### [What is being asked]
Using the records provided below, locate and copy each line that contains the word "glyph".

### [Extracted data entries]
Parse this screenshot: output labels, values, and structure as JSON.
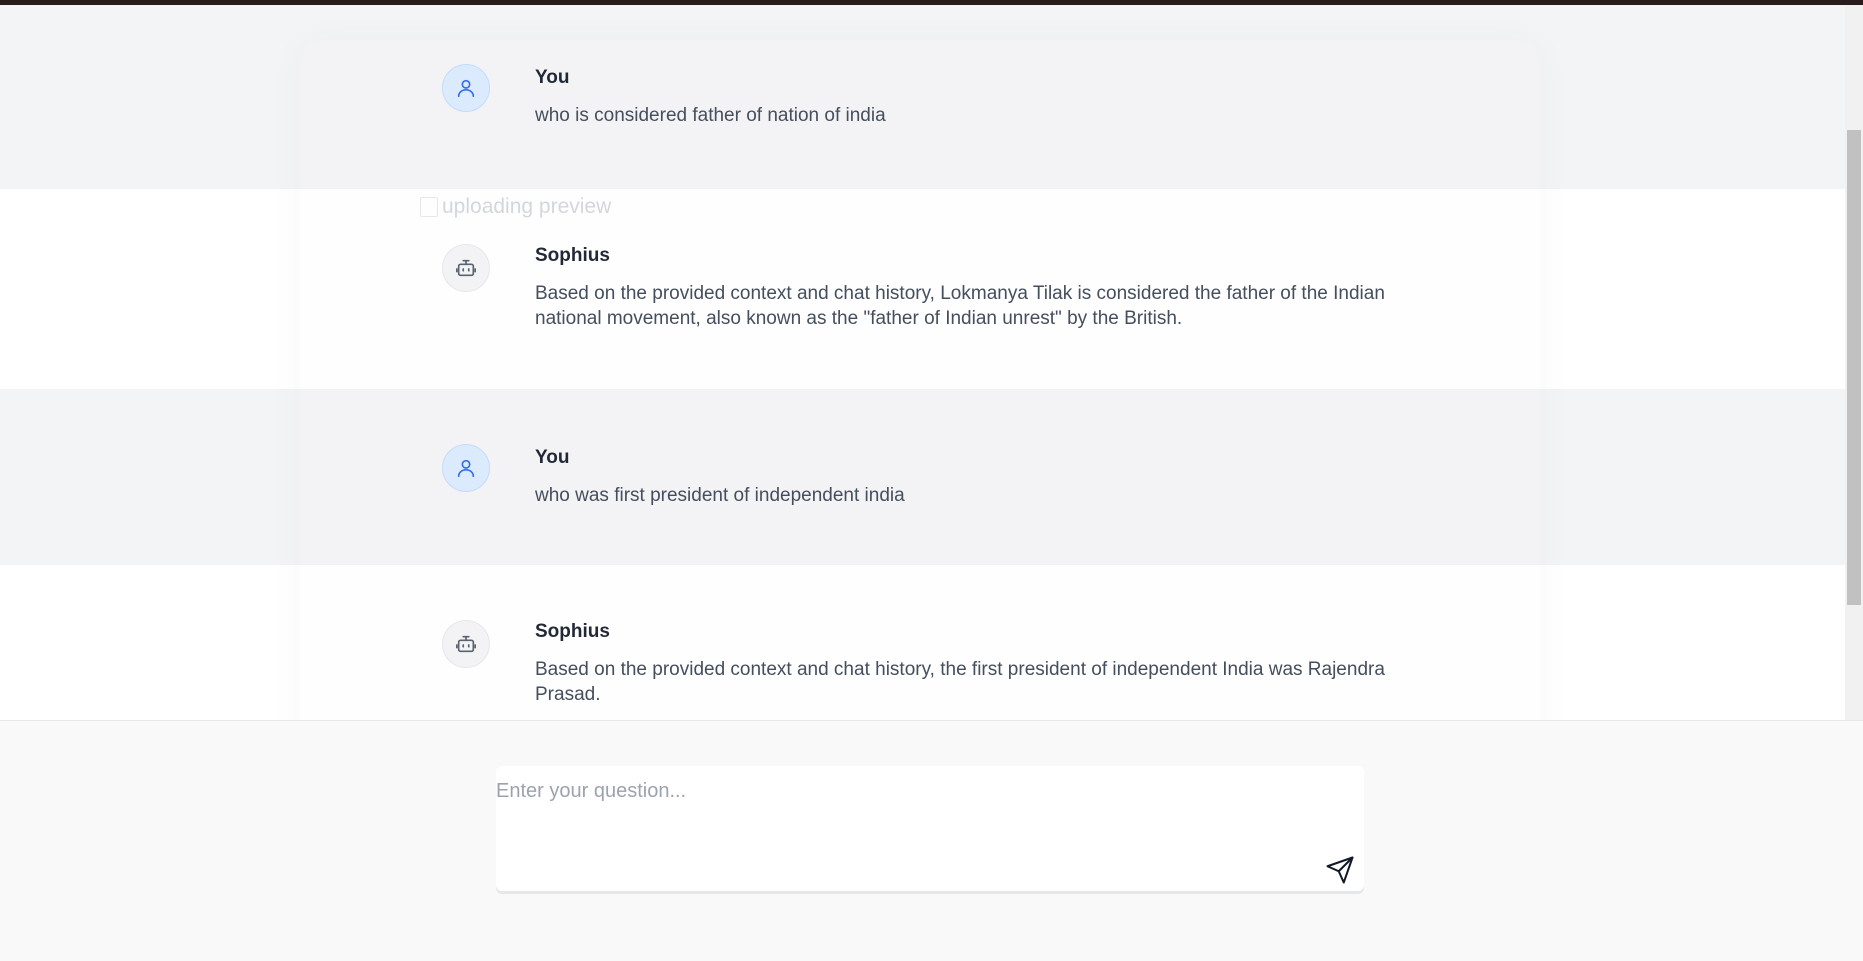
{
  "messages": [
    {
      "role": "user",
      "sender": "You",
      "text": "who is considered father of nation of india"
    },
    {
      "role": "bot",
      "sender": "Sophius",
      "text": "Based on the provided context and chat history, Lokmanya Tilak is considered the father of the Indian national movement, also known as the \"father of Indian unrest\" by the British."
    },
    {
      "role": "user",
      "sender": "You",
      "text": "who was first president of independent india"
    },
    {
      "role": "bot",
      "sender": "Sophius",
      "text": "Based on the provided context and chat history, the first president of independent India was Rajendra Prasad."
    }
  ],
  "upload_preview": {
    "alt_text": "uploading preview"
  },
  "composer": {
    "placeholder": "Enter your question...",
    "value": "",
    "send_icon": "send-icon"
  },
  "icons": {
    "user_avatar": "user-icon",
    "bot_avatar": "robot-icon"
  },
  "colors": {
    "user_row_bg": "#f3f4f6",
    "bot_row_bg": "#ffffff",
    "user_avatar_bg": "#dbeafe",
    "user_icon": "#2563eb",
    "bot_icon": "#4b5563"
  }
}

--

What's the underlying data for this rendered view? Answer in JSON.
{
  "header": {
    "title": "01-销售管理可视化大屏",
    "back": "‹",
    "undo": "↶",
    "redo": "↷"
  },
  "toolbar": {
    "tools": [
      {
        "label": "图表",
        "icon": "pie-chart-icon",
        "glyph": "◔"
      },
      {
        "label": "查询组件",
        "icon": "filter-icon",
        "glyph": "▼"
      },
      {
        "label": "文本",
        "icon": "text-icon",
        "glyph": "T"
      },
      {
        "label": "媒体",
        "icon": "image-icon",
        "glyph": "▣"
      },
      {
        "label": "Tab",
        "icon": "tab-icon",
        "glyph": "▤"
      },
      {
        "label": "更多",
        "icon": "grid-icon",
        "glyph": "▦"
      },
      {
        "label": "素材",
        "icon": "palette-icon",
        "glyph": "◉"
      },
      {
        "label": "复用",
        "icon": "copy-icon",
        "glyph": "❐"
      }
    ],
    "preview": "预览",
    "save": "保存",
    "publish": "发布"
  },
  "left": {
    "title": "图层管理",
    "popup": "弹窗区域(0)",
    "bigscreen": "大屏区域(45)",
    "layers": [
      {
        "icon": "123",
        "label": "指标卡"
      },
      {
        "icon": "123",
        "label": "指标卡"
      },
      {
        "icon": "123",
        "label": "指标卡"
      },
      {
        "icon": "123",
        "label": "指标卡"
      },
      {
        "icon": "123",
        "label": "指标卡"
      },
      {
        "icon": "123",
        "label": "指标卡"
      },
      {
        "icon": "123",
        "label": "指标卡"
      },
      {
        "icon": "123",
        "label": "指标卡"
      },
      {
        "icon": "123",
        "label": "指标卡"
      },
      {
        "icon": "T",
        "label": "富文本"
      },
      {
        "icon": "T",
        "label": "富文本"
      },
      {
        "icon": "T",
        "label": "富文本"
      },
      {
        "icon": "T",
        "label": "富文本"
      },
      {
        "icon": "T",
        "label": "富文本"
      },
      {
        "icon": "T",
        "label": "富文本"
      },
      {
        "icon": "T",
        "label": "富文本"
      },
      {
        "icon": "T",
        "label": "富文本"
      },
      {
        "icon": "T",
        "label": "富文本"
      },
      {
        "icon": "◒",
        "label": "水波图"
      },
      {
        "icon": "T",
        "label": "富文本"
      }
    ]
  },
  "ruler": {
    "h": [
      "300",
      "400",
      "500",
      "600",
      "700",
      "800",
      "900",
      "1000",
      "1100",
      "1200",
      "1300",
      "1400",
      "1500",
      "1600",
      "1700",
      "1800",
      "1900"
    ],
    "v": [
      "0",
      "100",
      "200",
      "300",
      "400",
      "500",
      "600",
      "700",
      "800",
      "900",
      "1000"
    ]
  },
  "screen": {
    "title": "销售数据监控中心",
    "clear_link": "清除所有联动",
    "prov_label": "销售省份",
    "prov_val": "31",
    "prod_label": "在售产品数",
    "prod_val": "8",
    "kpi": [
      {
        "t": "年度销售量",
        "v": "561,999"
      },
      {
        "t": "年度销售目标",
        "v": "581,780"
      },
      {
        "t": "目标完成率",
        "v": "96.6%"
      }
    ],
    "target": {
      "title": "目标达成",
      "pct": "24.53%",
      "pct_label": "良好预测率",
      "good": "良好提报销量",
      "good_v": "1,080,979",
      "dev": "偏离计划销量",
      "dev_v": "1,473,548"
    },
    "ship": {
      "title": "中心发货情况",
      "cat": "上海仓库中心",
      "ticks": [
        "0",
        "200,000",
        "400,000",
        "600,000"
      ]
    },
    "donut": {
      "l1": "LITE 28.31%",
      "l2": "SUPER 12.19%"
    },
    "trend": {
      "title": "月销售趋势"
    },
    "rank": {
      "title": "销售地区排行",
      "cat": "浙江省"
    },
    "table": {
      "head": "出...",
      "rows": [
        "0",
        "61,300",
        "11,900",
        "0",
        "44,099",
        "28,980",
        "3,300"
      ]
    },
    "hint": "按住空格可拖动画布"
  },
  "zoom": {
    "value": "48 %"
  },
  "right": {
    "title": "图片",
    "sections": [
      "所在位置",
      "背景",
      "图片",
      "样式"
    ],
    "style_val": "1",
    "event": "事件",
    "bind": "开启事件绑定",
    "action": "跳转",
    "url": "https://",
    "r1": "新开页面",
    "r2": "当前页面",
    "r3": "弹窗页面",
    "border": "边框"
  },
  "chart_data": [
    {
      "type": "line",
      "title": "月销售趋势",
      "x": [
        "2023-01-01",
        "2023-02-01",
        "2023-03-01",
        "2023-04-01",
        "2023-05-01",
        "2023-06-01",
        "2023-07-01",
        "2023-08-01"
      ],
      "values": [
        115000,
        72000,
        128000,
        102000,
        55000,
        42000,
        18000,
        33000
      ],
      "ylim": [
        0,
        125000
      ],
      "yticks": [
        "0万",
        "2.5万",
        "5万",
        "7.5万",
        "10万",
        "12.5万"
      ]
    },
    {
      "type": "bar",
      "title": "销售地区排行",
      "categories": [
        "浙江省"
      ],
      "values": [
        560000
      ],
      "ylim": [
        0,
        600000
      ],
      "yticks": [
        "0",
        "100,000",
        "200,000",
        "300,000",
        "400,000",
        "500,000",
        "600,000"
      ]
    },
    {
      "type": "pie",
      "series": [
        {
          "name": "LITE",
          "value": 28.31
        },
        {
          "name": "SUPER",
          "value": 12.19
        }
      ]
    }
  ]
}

### [Final answer]
        "glyph": "◔"
        "glyph": "▼"
        "glyph": "T"
        "glyph": "▣"
        "glyph": "▤"
        "glyph": "▦"
        "glyph": "◉"
        "glyph": "❐"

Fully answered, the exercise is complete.